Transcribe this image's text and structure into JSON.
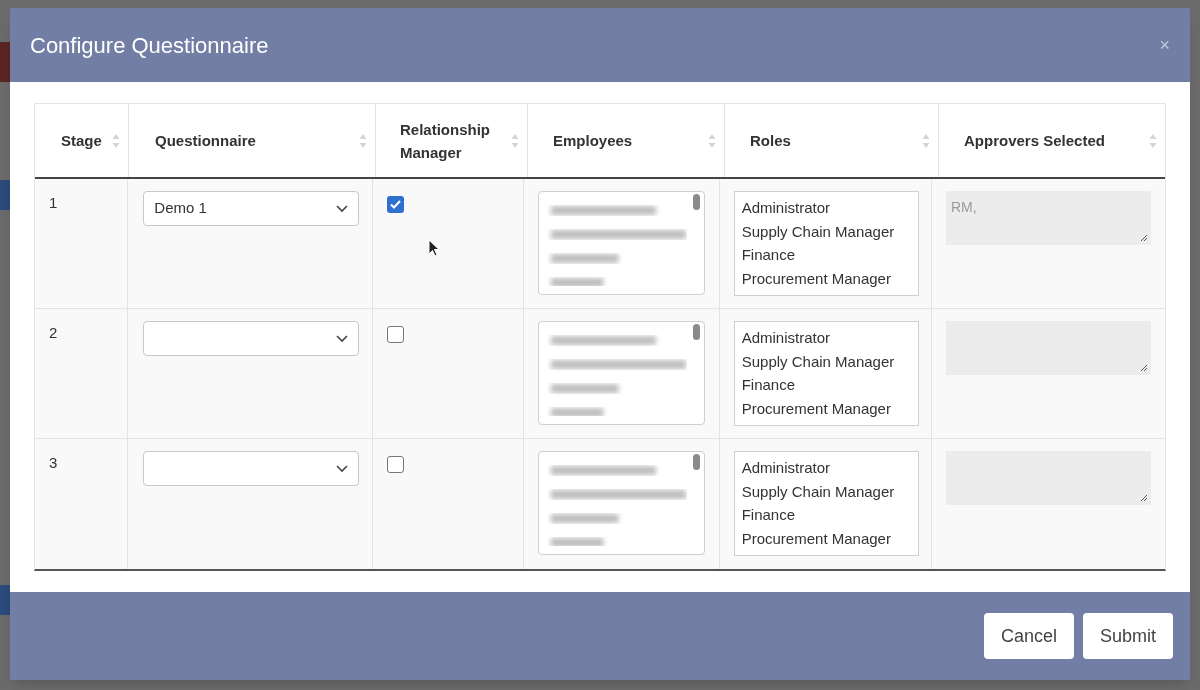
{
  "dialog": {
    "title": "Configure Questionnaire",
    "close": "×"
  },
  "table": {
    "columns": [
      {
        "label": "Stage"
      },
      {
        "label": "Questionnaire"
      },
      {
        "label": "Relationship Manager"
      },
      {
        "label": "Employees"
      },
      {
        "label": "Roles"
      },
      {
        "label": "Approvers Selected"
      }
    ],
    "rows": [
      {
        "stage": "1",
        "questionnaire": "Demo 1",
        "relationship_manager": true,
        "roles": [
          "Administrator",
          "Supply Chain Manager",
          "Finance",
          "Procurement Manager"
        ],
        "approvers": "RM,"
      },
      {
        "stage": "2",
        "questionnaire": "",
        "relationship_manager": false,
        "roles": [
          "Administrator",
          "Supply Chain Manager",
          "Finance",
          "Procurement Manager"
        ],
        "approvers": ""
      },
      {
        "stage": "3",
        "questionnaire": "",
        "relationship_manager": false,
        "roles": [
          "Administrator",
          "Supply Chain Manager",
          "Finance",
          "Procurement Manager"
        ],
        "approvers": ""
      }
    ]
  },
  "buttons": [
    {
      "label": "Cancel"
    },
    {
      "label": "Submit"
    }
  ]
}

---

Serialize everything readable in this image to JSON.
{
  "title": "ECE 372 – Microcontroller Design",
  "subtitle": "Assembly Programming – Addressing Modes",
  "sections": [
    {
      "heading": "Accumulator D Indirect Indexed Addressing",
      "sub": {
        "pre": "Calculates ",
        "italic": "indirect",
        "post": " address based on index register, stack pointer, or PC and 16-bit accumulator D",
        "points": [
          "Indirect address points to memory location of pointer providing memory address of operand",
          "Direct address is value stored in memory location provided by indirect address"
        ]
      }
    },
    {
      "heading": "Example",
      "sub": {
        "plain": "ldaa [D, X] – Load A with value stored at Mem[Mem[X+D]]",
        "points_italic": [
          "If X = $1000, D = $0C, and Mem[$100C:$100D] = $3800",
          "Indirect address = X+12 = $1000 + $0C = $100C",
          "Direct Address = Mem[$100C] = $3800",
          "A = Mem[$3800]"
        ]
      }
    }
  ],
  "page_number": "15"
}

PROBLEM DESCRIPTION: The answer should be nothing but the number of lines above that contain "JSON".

EXERCISE RESULT: 2